### Supplied information
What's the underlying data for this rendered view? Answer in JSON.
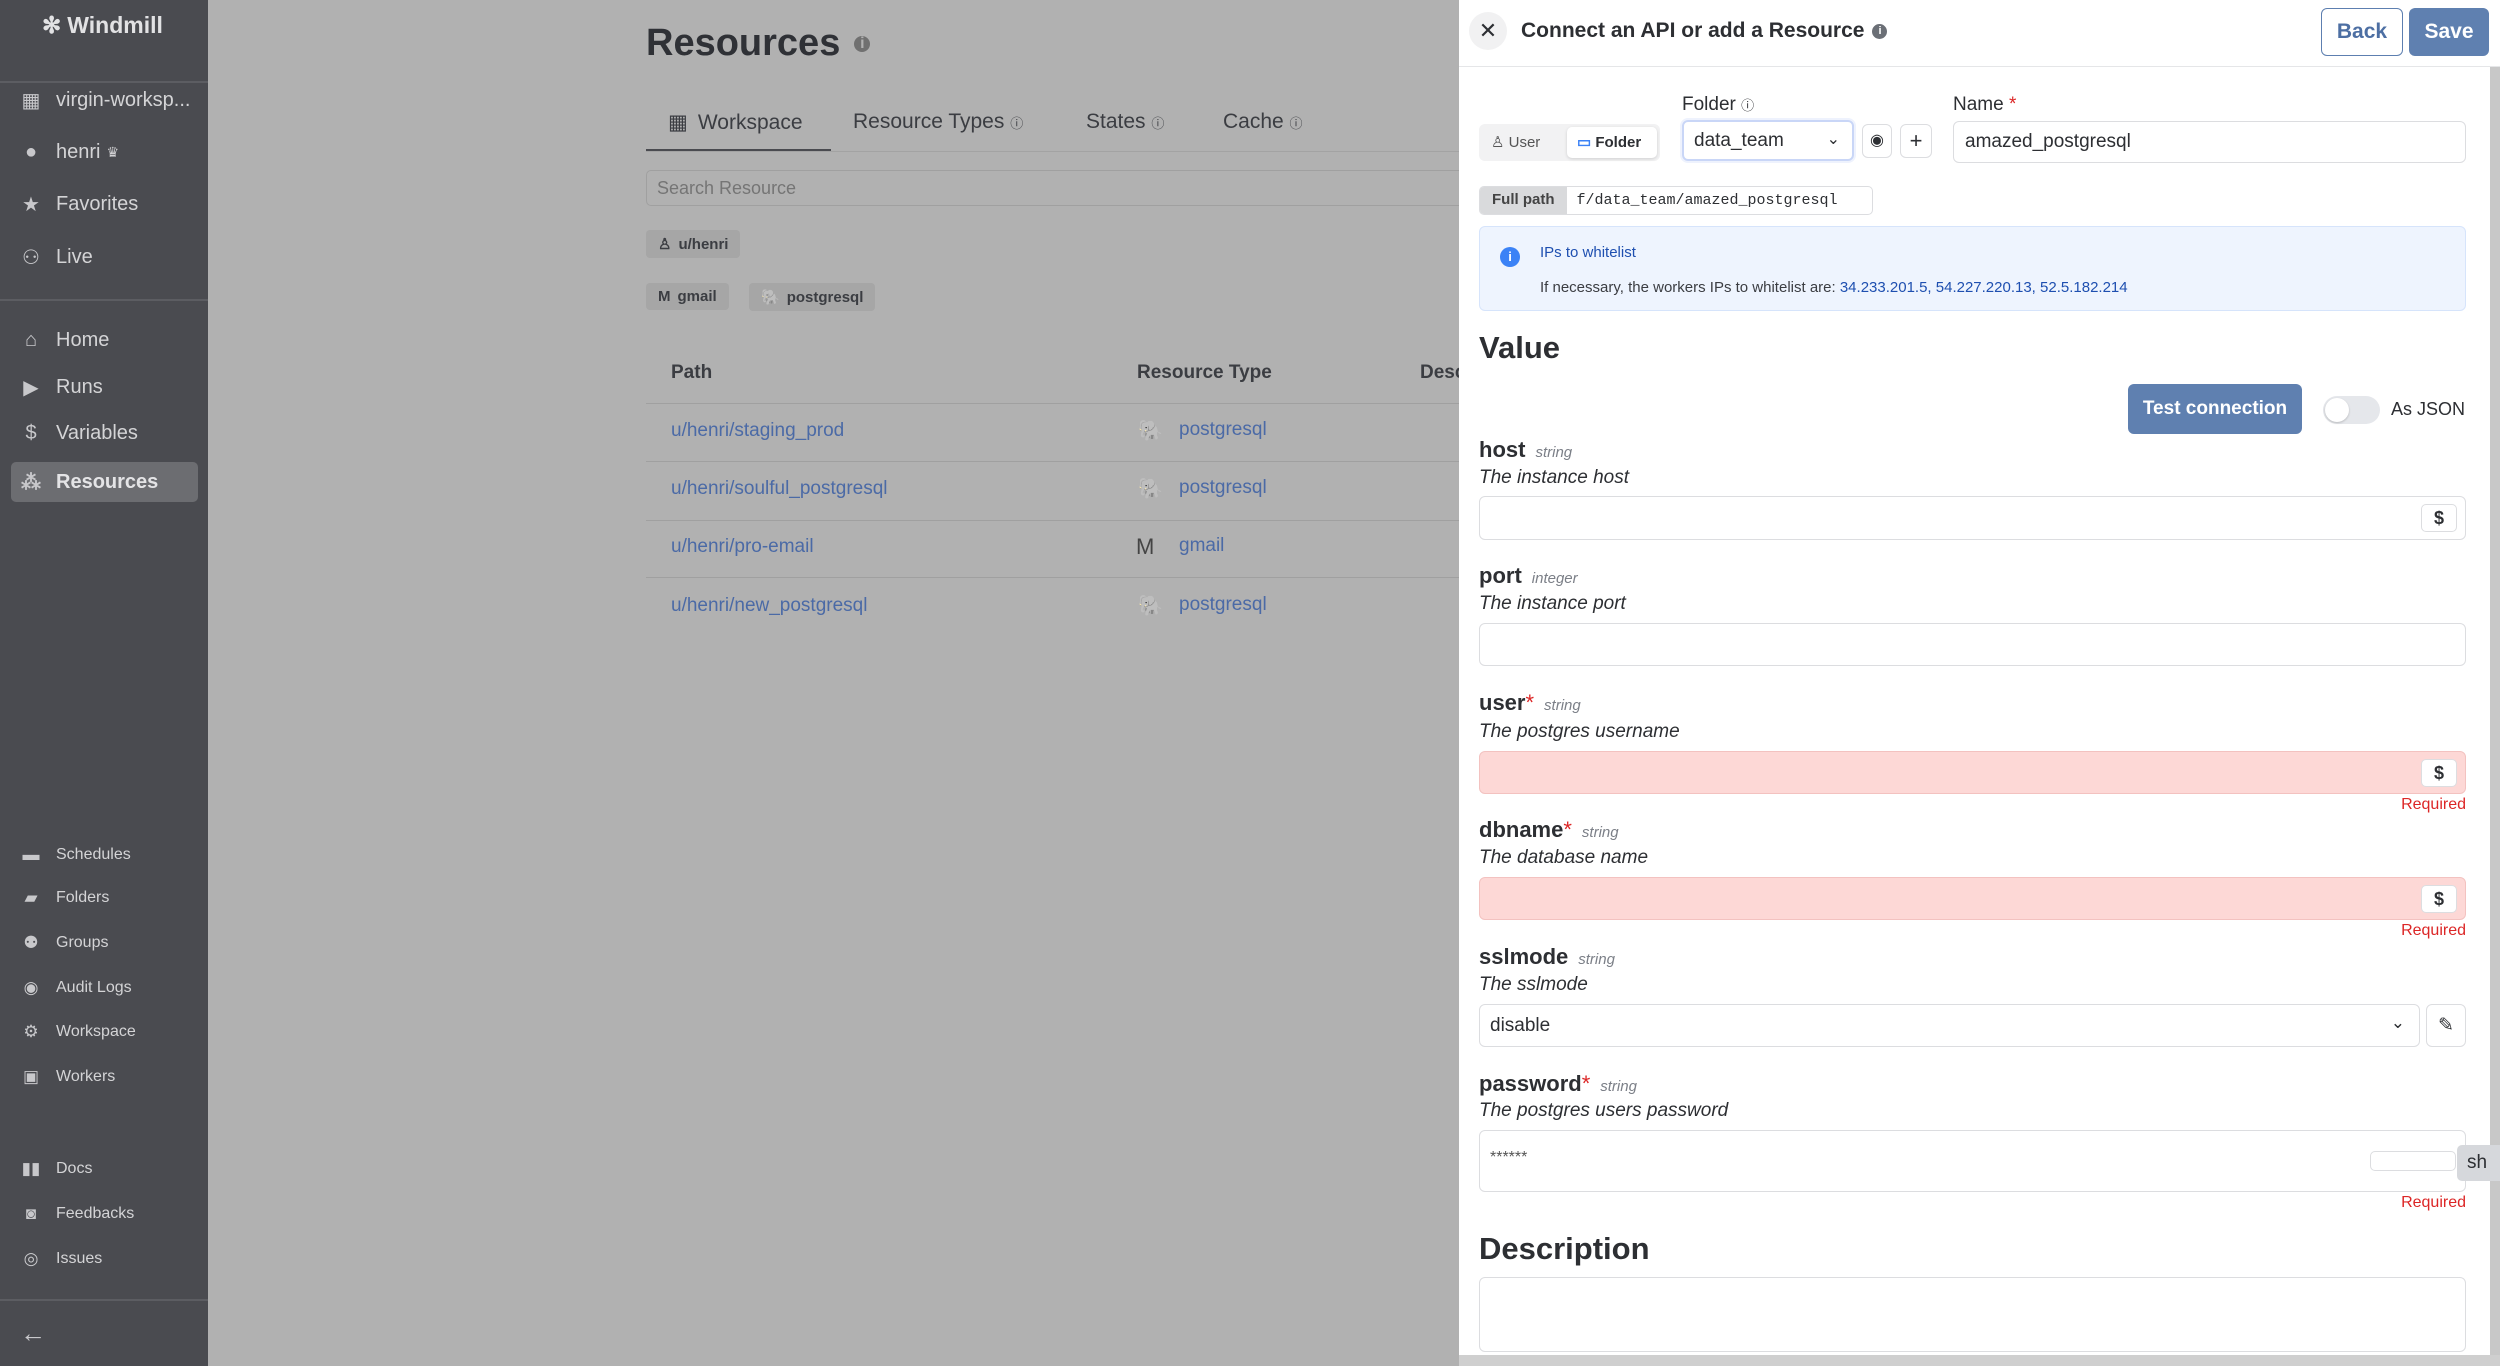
{
  "sidebar": {
    "brand": "Windmill",
    "workspace": "virgin-worksp...",
    "user": "henri",
    "top_items": [
      {
        "label": "Favorites",
        "icon": "star-icon"
      },
      {
        "label": "Live",
        "icon": "users-icon"
      }
    ],
    "nav_items": [
      {
        "label": "Home",
        "icon": "home-icon"
      },
      {
        "label": "Runs",
        "icon": "play-icon"
      },
      {
        "label": "Variables",
        "icon": "dollar-icon"
      },
      {
        "label": "Resources",
        "icon": "boxes-icon",
        "active": true
      }
    ],
    "admin_items": [
      {
        "label": "Schedules"
      },
      {
        "label": "Folders"
      },
      {
        "label": "Groups"
      },
      {
        "label": "Audit Logs"
      },
      {
        "label": "Workspace"
      },
      {
        "label": "Workers"
      }
    ],
    "help_items": [
      {
        "label": "Docs"
      },
      {
        "label": "Feedbacks"
      },
      {
        "label": "Issues"
      }
    ]
  },
  "main": {
    "title": "Resources",
    "tabs": [
      {
        "label": "Workspace",
        "active": true
      },
      {
        "label": "Resource Types"
      },
      {
        "label": "States"
      },
      {
        "label": "Cache"
      }
    ],
    "search_placeholder": "Search Resource",
    "owner_filters": [
      "u/henri"
    ],
    "type_filters": [
      "gmail",
      "postgresql"
    ],
    "table": {
      "headers": [
        "Path",
        "Resource Type",
        "Desc"
      ],
      "rows": [
        {
          "path": "u/henri/staging_prod",
          "type": "postgresql"
        },
        {
          "path": "u/henri/soulful_postgresql",
          "type": "postgresql"
        },
        {
          "path": "u/henri/pro-email",
          "type": "gmail"
        },
        {
          "path": "u/henri/new_postgresql",
          "type": "postgresql"
        }
      ]
    }
  },
  "drawer": {
    "title": "Connect an API or add a Resource",
    "back_label": "Back",
    "save_label": "Save",
    "owner_toggle": {
      "user": "User",
      "folder": "Folder",
      "selected": "Folder"
    },
    "folder_label": "Folder",
    "folder_value": "data_team",
    "name_label": "Name",
    "name_value": "amazed_postgresql",
    "full_path_label": "Full path",
    "full_path": "f/data_team/amazed_postgresql",
    "info": {
      "title": "IPs to whitelist",
      "text": "If necessary, the workers IPs to whitelist are:",
      "ips": "34.233.201.5, 54.227.220.13, 52.5.182.214"
    },
    "value_heading": "Value",
    "test_connection": "Test connection",
    "as_json": "As JSON",
    "as_json_on": false,
    "fields": {
      "host": {
        "name": "host",
        "type": "string",
        "desc": "The instance host",
        "value": ""
      },
      "port": {
        "name": "port",
        "type": "integer",
        "desc": "The instance port",
        "value": ""
      },
      "user": {
        "name": "user",
        "type": "string",
        "desc": "The postgres username",
        "value": "",
        "error": "Required"
      },
      "dbname": {
        "name": "dbname",
        "type": "string",
        "desc": "The database name",
        "value": "",
        "error": "Required"
      },
      "sslmode": {
        "name": "sslmode",
        "type": "string",
        "desc": "The sslmode",
        "value": "disable"
      },
      "password": {
        "name": "password",
        "type": "string",
        "desc": "The postgres users password",
        "value": "******",
        "error": "Required",
        "show": "sh"
      }
    },
    "required_mark": "*",
    "dollar": "$",
    "description_heading": "Description",
    "description_value": ""
  }
}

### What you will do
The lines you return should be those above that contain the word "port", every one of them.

### Problem solution
      "port": {
        "name": "port",
        "desc": "The instance port",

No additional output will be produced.